This abundance of material allowed Khalifa to fill the gaps in correspondence he had first encountered in the archives of a British publisher at the University of Reading. Khalifa plans to publish articles based on the untold stories he uncovered in Austin.  

Stewarding Archives and Researchers 

During his monthlong residency at the Center, Khalifa took part in “Familiar Terms,” a lecture series that aims to connect staff and fellows through lunchtime conversations about creativity and archival research. Assistant Professor Levi Thompson from the Middle Eastern Studies Department at UT Austin facilitated the conversation.  

“I feel like the fact that the Harry Ransom Center exists is an invaluable asset to research around the world,” said Khalifa. "The fact that you guys take care of the archives in such a way — but also the researchers [using the archives] — it’s just beyond fascinating."  

Indeed, the center’s staff takes care to make sure that all fellows feel welcome. Fellowship Coordinator Danica Obradovic works with fellows before, during and after their arrival, helping them to secure visas and connecting them with curators, staff and a community of peers with whom they can exchange ideas. 

Every Wednesday, fellows and center employees gather over coffee to share stories about what they have found during their work and provide advice about how to spend their free time in Austin. While Khalifa didn’t enjoy Austin’s weather, he did share some of his favorite experiences in the city.  

“It was the people, food and hospitality of everybody I met. Barton Springs really stands out, but also the places that always have live music and something going on, that was very interesting. In the U.K., places usually close down quite early, but that wasn’t the case in Austin, which was amazing.”  

In-Person Access Transforms Findings 

Despite the fact that many archives, including the center, are working toward digitizing holdings to improve access, Khalifa emphasized that in-person access to documents was invaluable.  

“History truly comes alive when researchers and historians engage with it, and archival research provides a direct window into historical events, offering us firsthand accounts written by those who experienced, enacted or enabled these events,” said Khalifa. “The physicality of touching these materials is a really valuable aspect — holding historical documents carried an unmatched significance.” 

The Ransom Center Fellowship program also allowed Khalifa to make contact with scholars and others connected to his work.  

“Meeting the people there has really opened doors,” he said. “I met the wife of the [archive’s] publisher, and I wouldn’t have had access to her without the HRC.”  

Khalifa now sees this research as a lifelong project, thanks to the depth of study he was able to achieve at the Ransom Center. “I’m grateful to everybody I met and those I have not met.
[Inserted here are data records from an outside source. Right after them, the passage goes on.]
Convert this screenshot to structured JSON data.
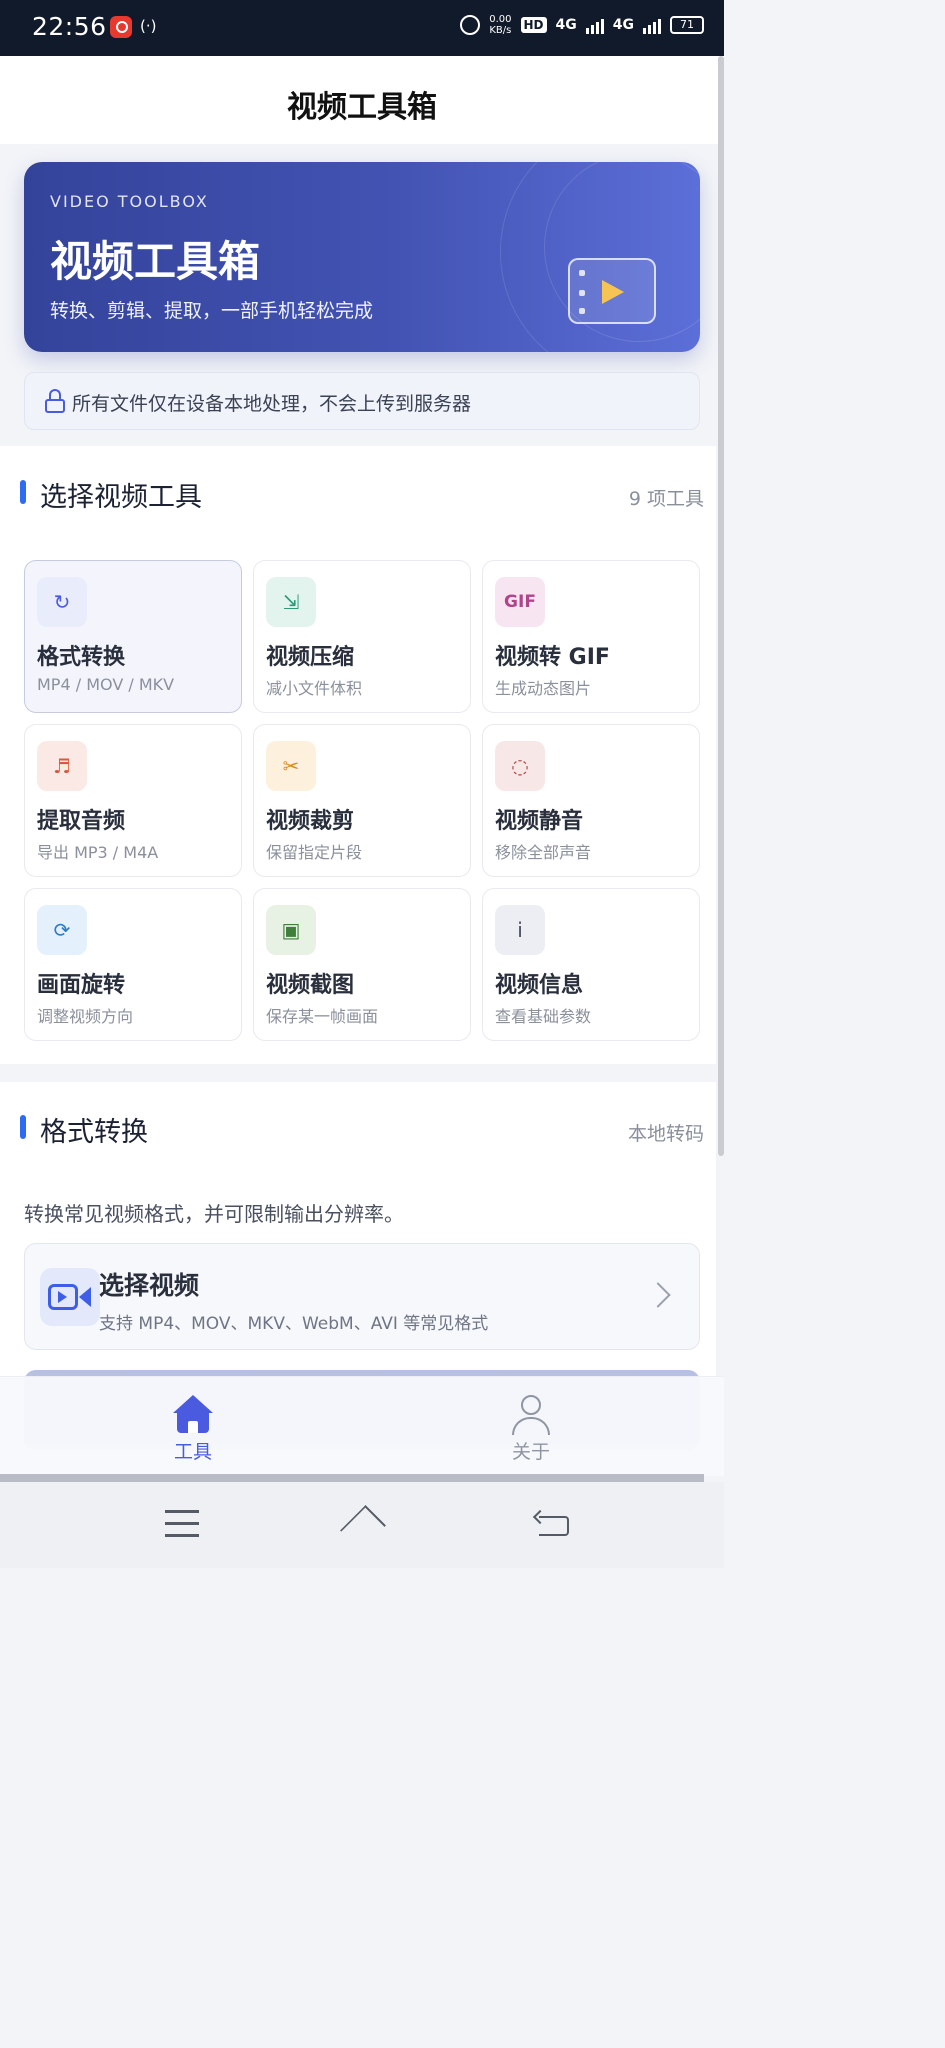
{
  "status_bar": {
    "time": "22:56",
    "hotspot_glyph": "(·)",
    "speed_value": "0.00",
    "speed_unit": "KB/s",
    "hd_label": "HD",
    "network_1": "4G",
    "network_2": "4G",
    "battery": "71"
  },
  "topbar": {
    "title": "视频工具箱"
  },
  "hero": {
    "eyebrow": "VIDEO TOOLBOX",
    "title": "视频工具箱",
    "subtitle": "转换、剪辑、提取，一部手机轻松完成"
  },
  "notice": {
    "text": "所有文件仅在设备本地处理，不会上传到服务器"
  },
  "tools_section": {
    "title": "选择视频工具",
    "count": "9 项工具",
    "tools": [
      {
        "title": "格式转换",
        "subtitle": "MP4 / MOV / MKV",
        "icon": "refresh-icon",
        "glyph": "↻",
        "icon_bg": "#e9ecfb",
        "icon_color": "#4a5be0"
      },
      {
        "title": "视频压缩",
        "subtitle": "减小文件体积",
        "icon": "compress-icon",
        "glyph": "⇲",
        "icon_bg": "#e3f4ee",
        "icon_color": "#2f9a78"
      },
      {
        "title": "视频转 GIF",
        "subtitle": "生成动态图片",
        "icon": "gif-icon",
        "glyph": "GIF",
        "icon_bg": "#f7e5f1",
        "icon_color": "#b0448a"
      },
      {
        "title": "提取音频",
        "subtitle": "导出 MP3 / M4A",
        "icon": "music-icon",
        "glyph": "♬",
        "icon_bg": "#fbe9e5",
        "icon_color": "#d85a3f"
      },
      {
        "title": "视频裁剪",
        "subtitle": "保留指定片段",
        "icon": "scissors-icon",
        "glyph": "✂",
        "icon_bg": "#fdf0dc",
        "icon_color": "#d98a1e"
      },
      {
        "title": "视频静音",
        "subtitle": "移除全部声音",
        "icon": "mute-icon",
        "glyph": "◌",
        "icon_bg": "#f7e7e7",
        "icon_color": "#b0443c"
      },
      {
        "title": "画面旋转",
        "subtitle": "调整视频方向",
        "icon": "rotate-icon",
        "glyph": "⟳",
        "icon_bg": "#e4f0fb",
        "icon_color": "#2f7bc4"
      },
      {
        "title": "视频截图",
        "subtitle": "保存某一帧画面",
        "icon": "screenshot-icon",
        "glyph": "▣",
        "icon_bg": "#e7f2e4",
        "icon_color": "#3f7f3a"
      },
      {
        "title": "视频信息",
        "subtitle": "查看基础参数",
        "icon": "info-icon",
        "glyph": "i",
        "icon_bg": "#eceef3",
        "icon_color": "#4a5060"
      }
    ]
  },
  "format_section": {
    "title": "格式转换",
    "meta": "本地转码",
    "description": "转换常见视频格式，并可限制输出分辨率。",
    "select_title": "选择视频",
    "select_subtitle": "支持 MP4、MOV、MKV、WebM、AVI 等常见格式"
  },
  "bottom_nav": {
    "items": [
      {
        "label": "工具",
        "active": true
      },
      {
        "label": "关于",
        "active": false
      }
    ]
  },
  "colors": {
    "accent": "#4a5be0",
    "section_bar": "#2f6bf0",
    "hero_start": "#34439a",
    "hero_end": "#5c6fd8"
  }
}
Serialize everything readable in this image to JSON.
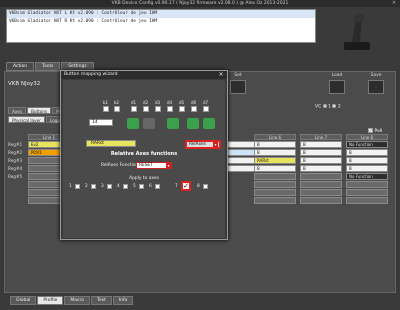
{
  "window": {
    "title": "VKB Device Config v0.90.17 ( Njoy32 firmware v2.08.0 ) @ Alex Oz 2013-2021",
    "close": "×"
  },
  "devices": [
    {
      "text": "VKBsim Gladiator NXT L  Kt v2.090       : Contrôleur de jeu IHM"
    },
    {
      "text": "VKBsim Gladiator NXT R  Kt v2.090       : Contrôleur de jeu IHM"
    }
  ],
  "top_tabs": [
    "Action",
    "Tools",
    "Settings"
  ],
  "device_name": "VKB NJoy32",
  "set_label": "Set",
  "load_label": "Load",
  "save_label": "Save",
  "vc": {
    "label": "VC",
    "opt1": "1",
    "opt2": "2"
  },
  "sub_tabs": [
    "Axes",
    "Buttons",
    "Pr"
  ],
  "sub_tabs2": [
    "Physical layer",
    "Logic"
  ],
  "poll_label": "Poll",
  "row_labels": [
    "Reg#1",
    "Reg#2",
    "Reg#3",
    "Reg#4",
    "Reg#5"
  ],
  "line_headers": [
    "Line 1",
    "Line 6",
    "Line 7",
    "Line 8"
  ],
  "grid_values": {
    "l1r1": "Ev2",
    "l1r2": "POV1",
    "l6r1": "B",
    "l6r2": "Sw",
    "l6r3": "B",
    "l6r4": "B",
    "l6b1": "B",
    "l6b2": "B",
    "l6b3": "RARst",
    "l6b4": "B",
    "l7r1": "B",
    "l7r2": "B",
    "l7r3": "B",
    "l7r4": "B",
    "l8r1": "No Function",
    "l8r2": "B",
    "l8r3": "B",
    "l8r4": "B",
    "l8r5": "No Function"
  },
  "bottom_tabs": [
    "Global",
    "Profile",
    "Macro",
    "Test",
    "Info"
  ],
  "dialog": {
    "title": "Button mapping wizard",
    "close": "×",
    "bits": [
      "b1",
      "b2",
      "d1",
      "d2",
      "d3",
      "d4",
      "d5",
      "d6",
      "d7"
    ],
    "number": "14",
    "rarst": "RARst",
    "rel_axes": "RelAxes",
    "rel_header": "Relative Axes functions",
    "rel_func_label": "RelAxes Function",
    "rel_func_value": "RESET",
    "apply_label": "Apply to axes",
    "axes": [
      "1",
      "2",
      "3",
      "4",
      "5",
      "6",
      "7",
      "8"
    ],
    "checked_axis": "✓"
  },
  "colors": {
    "accent_red": "#dd2222",
    "yellow": "#e8e35c",
    "orange": "#f0a000"
  }
}
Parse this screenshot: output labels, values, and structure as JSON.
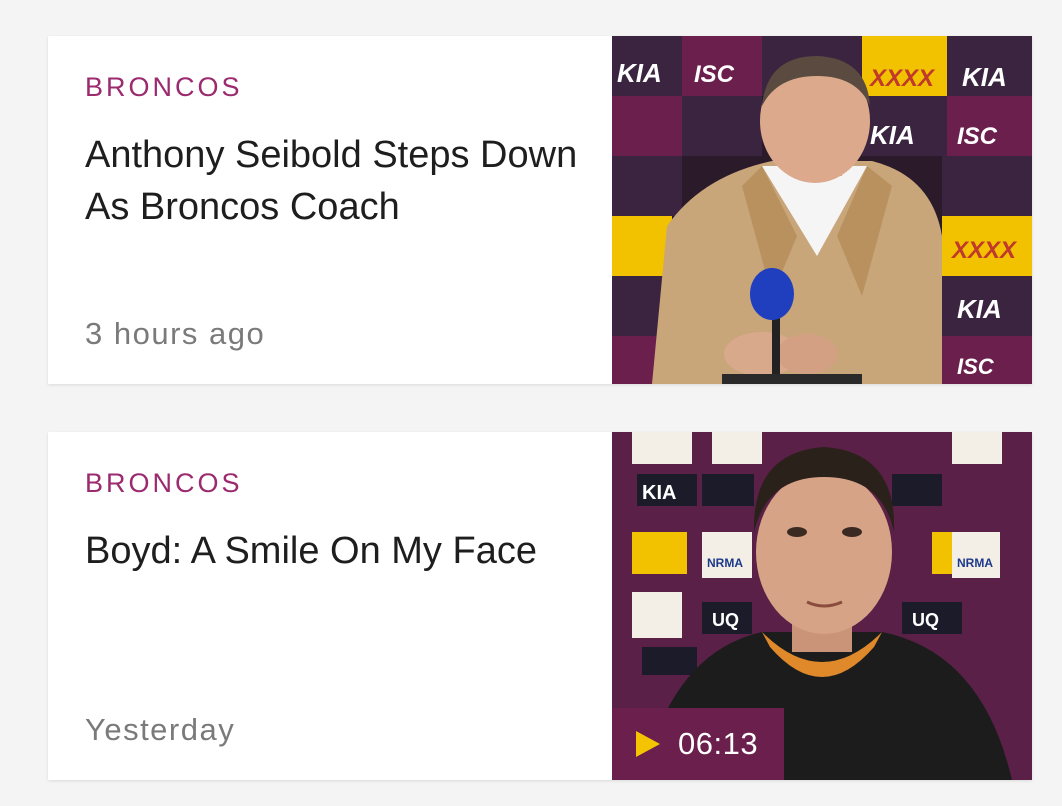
{
  "articles": [
    {
      "category": "BRONCOS",
      "headline": "Anthony Seibold Steps Down As Broncos Coach",
      "time": "3 hours ago",
      "image": "coach-press-conference-photo"
    },
    {
      "category": "BRONCOS",
      "headline": "Boyd: A Smile On My Face",
      "time": "Yesterday",
      "image": "player-interview-video-still",
      "video": {
        "icon": "play-icon",
        "duration": "06:13"
      }
    }
  ],
  "colors": {
    "category": "#9b2a6f",
    "badge": "#6b1f4c",
    "play": "#f5c400"
  },
  "sponsor_boards": {
    "kia": "KIA",
    "isc": "ISC",
    "xxxx": "XXXX",
    "uq": "UQ",
    "nrma": "NRMA"
  }
}
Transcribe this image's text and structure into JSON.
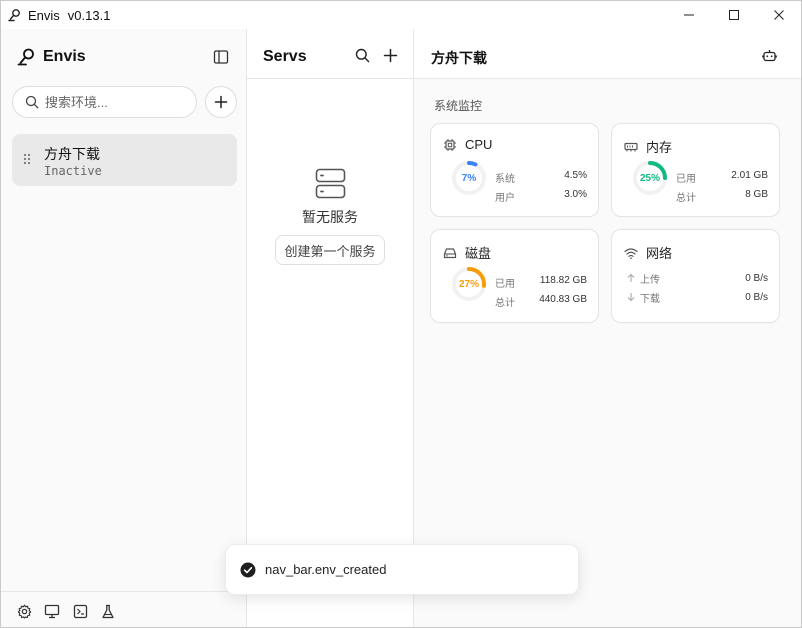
{
  "window": {
    "app_name": "Envis",
    "version": "v0.13.1"
  },
  "sidebar": {
    "brand": "Envis",
    "search_placeholder": "搜索环境...",
    "environments": [
      {
        "name": "方舟下载",
        "status": "Inactive"
      }
    ]
  },
  "servs": {
    "title": "Servs",
    "empty_text": "暂无服务",
    "create_label": "创建第一个服务"
  },
  "main": {
    "title": "方舟下载",
    "section_label": "系统监控",
    "cpu": {
      "title": "CPU",
      "percent": 7,
      "percent_label": "7%",
      "color": "#3b82f6",
      "rows": [
        {
          "label": "系统",
          "value": "4.5%"
        },
        {
          "label": "用户",
          "value": "3.0%"
        }
      ]
    },
    "memory": {
      "title": "内存",
      "percent": 25,
      "percent_label": "25%",
      "color": "#10b981",
      "rows": [
        {
          "label": "已用",
          "value": "2.01 GB"
        },
        {
          "label": "总计",
          "value": "8 GB"
        }
      ]
    },
    "disk": {
      "title": "磁盘",
      "percent": 27,
      "percent_label": "27%",
      "color": "#f59e0b",
      "rows": [
        {
          "label": "已用",
          "value": "118.82 GB"
        },
        {
          "label": "总计",
          "value": "440.83 GB"
        }
      ]
    },
    "network": {
      "title": "网络",
      "rows": [
        {
          "label": "上传",
          "value": "0 B/s"
        },
        {
          "label": "下载",
          "value": "0 B/s"
        }
      ]
    }
  },
  "toast": {
    "message": "nav_bar.env_created"
  },
  "icons": {
    "app": "envis-logo-icon",
    "footer": [
      "gear-icon",
      "monitor-icon",
      "terminal-icon",
      "flask-icon"
    ]
  }
}
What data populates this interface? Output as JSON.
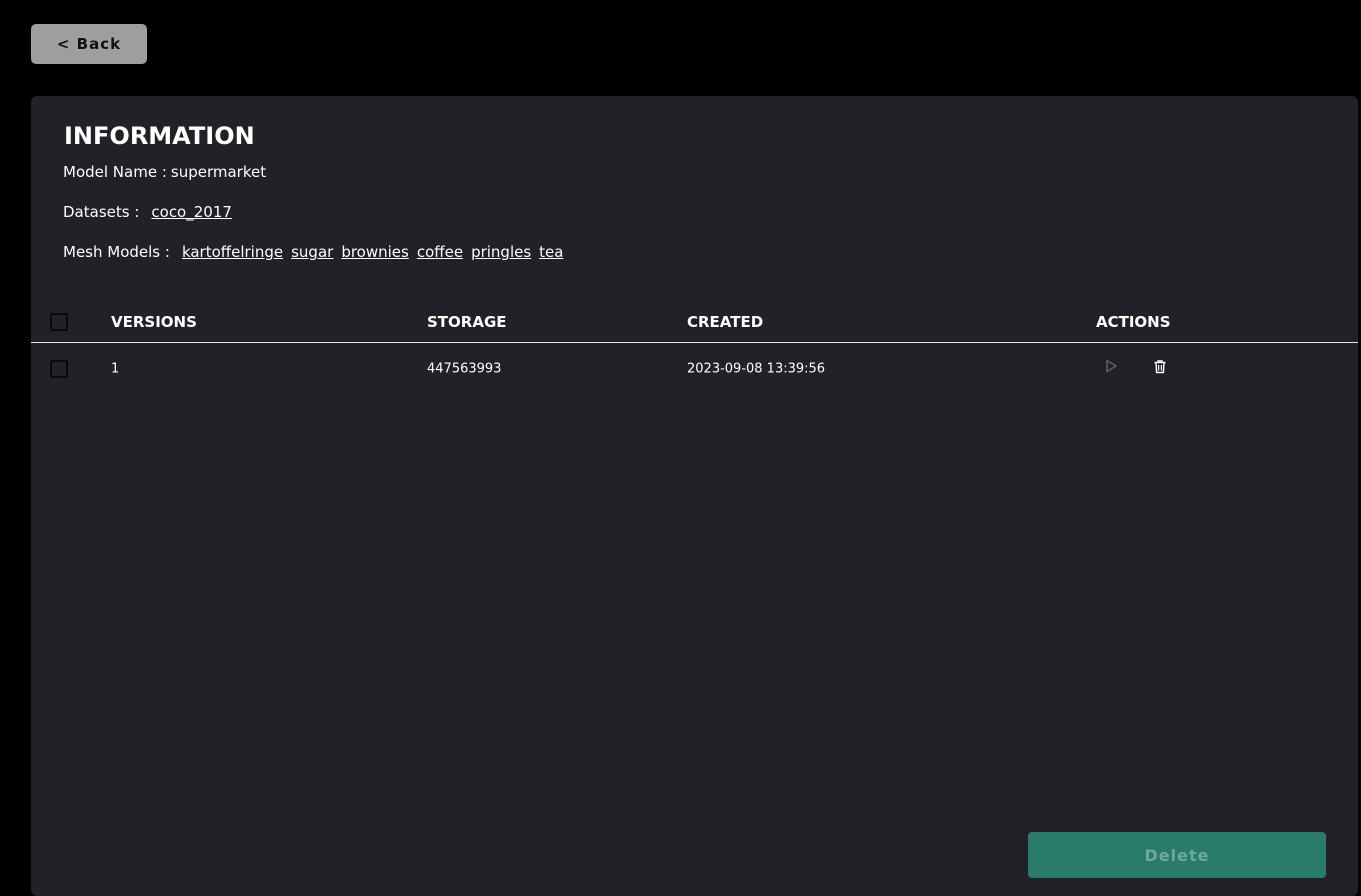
{
  "nav": {
    "back_label": "< Back"
  },
  "information": {
    "title": "INFORMATION",
    "model_name_label": "Model Name :",
    "model_name_value": "supermarket",
    "datasets_label": "Datasets :",
    "datasets": [
      "coco_2017"
    ],
    "mesh_models_label": "Mesh Models :",
    "mesh_models": [
      "kartoffelringe",
      "sugar",
      "brownies",
      "coffee",
      "pringles",
      "tea"
    ]
  },
  "table": {
    "headers": {
      "versions": "VERSIONS",
      "storage": "STORAGE",
      "created": "CREATED",
      "actions": "ACTIONS"
    },
    "rows": [
      {
        "version": "1",
        "storage": "447563993",
        "created": "2023-09-08 13:39:56"
      }
    ]
  },
  "footer": {
    "delete_label": "Delete"
  },
  "icons": {
    "run": "play-icon",
    "delete": "trash-icon"
  },
  "colors": {
    "panel": "#212127",
    "accent": "#2a7c6a",
    "back_button": "#9e9e9e"
  }
}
There is a team working behind the scenes in a stressful environment, making it extremely seamless for fellows,” he said.  

The Harry Ransom Center is committed to providing experience and insight to research fellows from around the world. Fellowship applications typically open August 1 and close November 1. 

Visit the HRC online to learn how to apply for a Ransom Center Fellowship.